So Mondragón was an inspired signing. His level of experience and what he’s done and seen and been through in the game, you can’t put a price on that sort of experience. Even at the age of 39, he’s still a great shot-stopper. And that’s the great thing about goalkeepers: they can go on.
Look at what Edwin van der Sar did Wednesday [for Manchester United, recording a shutout at Chelsea in the first leg of the UEFA Champions League quarterfinals]. Actually, that’s probably a good analogy. Móndragon can have as big an impact for the Union as someone like van der Sar has had over the last few years – and I don’t say that lightly. I think it’s that important.
For New York, Thierry Henry has obviously gotten a lot of attention since he came over. But he’s come in for some criticism early in this season because he didn’t play much last year, and now he’s injured again. Do you think that criticism is fair, or is it still too early to judge Henry?
Well, people always want results, don’t they. When the big money is paid, especially when it’s for a goalscorer, they want results. Look at the criticism that Fernando Torres is getting at the moment at Chelsea, with that price tag [a $79.5 million transfer fee from Liverpool] weighing on him.
So in some ways the criticism is understandable, because Henry is a Designated Player. He’s earning a lot of money, and people think he’s not producing enough in terms of goals. But I personally am prepared to still say that Thierry Henry can still be a vital player for the Red Bulls.
Perhaps not so much in terms of goal production – he will get his goals, it’s almost inevitable that he will get his goals. But with [Dwayne] De Rosario and [Juan] Agudelo there, I think he’s going to be a very, very important part of the puzzle.
And maybe his role has changed a little bit as he is maturing, shall we say. He doesn’t have the blistering pace that he had in his Arsenal days. He didn’t even have it, to be honest, at the end of his Barcelona days. So there was no illusion about what New York were getting. They weren’t getting the Henry of 2004. They were getting the Henry of 2010, 2011, which is a slightly different player.

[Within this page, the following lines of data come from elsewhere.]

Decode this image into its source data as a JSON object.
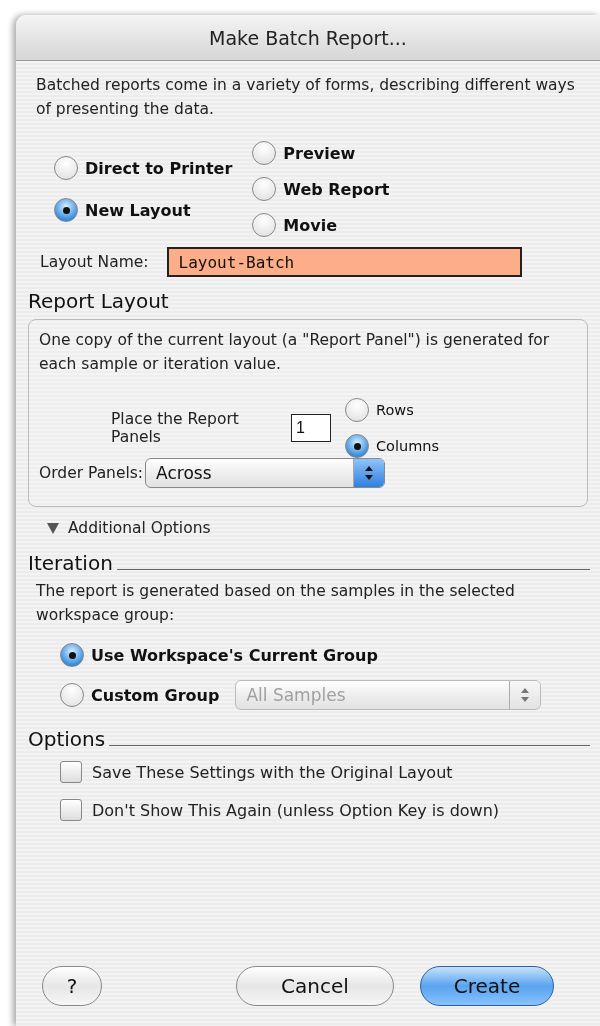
{
  "window": {
    "title": "Make Batch Report..."
  },
  "intro": "Batched reports come in a variety of forms, describing different ways of presenting the data.",
  "output_types": [
    {
      "label": "Direct to Printer",
      "selected": false
    },
    {
      "label": "New Layout",
      "selected": true
    },
    {
      "label": "Preview",
      "selected": false
    },
    {
      "label": "Web Report",
      "selected": false
    },
    {
      "label": "Movie",
      "selected": false
    }
  ],
  "layout_name": {
    "label": "Layout Name:",
    "value": "Layout-Batch"
  },
  "report_layout": {
    "heading": "Report Layout",
    "description": "One copy of the current layout (a \"Report Panel\") is generated for each sample or iteration value.",
    "place_label": "Place the Report Panels",
    "count": "1",
    "arrangement": [
      {
        "label": "Rows",
        "selected": false
      },
      {
        "label": "Columns",
        "selected": true
      }
    ],
    "order_label": "Order Panels:",
    "order_value": "Across"
  },
  "additional_options": {
    "label": "Additional Options",
    "expanded": true
  },
  "iteration": {
    "heading": "Iteration",
    "description": "The report is generated based on the samples in the selected workspace group:",
    "choices": [
      {
        "label": "Use Workspace's Current Group",
        "selected": true
      },
      {
        "label": "Custom Group",
        "selected": false
      }
    ],
    "group_popup": {
      "value": "All Samples",
      "disabled": true
    }
  },
  "options": {
    "heading": "Options",
    "items": [
      {
        "label": "Save These Settings with the Original Layout",
        "checked": false
      },
      {
        "label": "Don't Show This Again (unless Option Key is down)",
        "checked": false
      }
    ]
  },
  "buttons": [
    {
      "kind": "help",
      "label": "?"
    },
    {
      "kind": "cancel",
      "label": "Cancel"
    },
    {
      "kind": "default",
      "label": "Create"
    }
  ]
}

That isn’t to say he can’t be enormously effective, and I think he will be. But patience is going to have to be a virtue, and when players are injured, players are injured. They’re never going to produce their best. It has been frustrating, the number of niggling injuries he has picked up.
But I also think you should look at it as a positive for the league that he hasn’t just come here and waltzed around, and stroked in 20 goals. It tells you that it’s not that easy to do, even for a world-class player like Henry – you can’t just turn up here and go straight to the top of the goal-scoring charts. Because the standard is good, and it’s a lot better than people realize.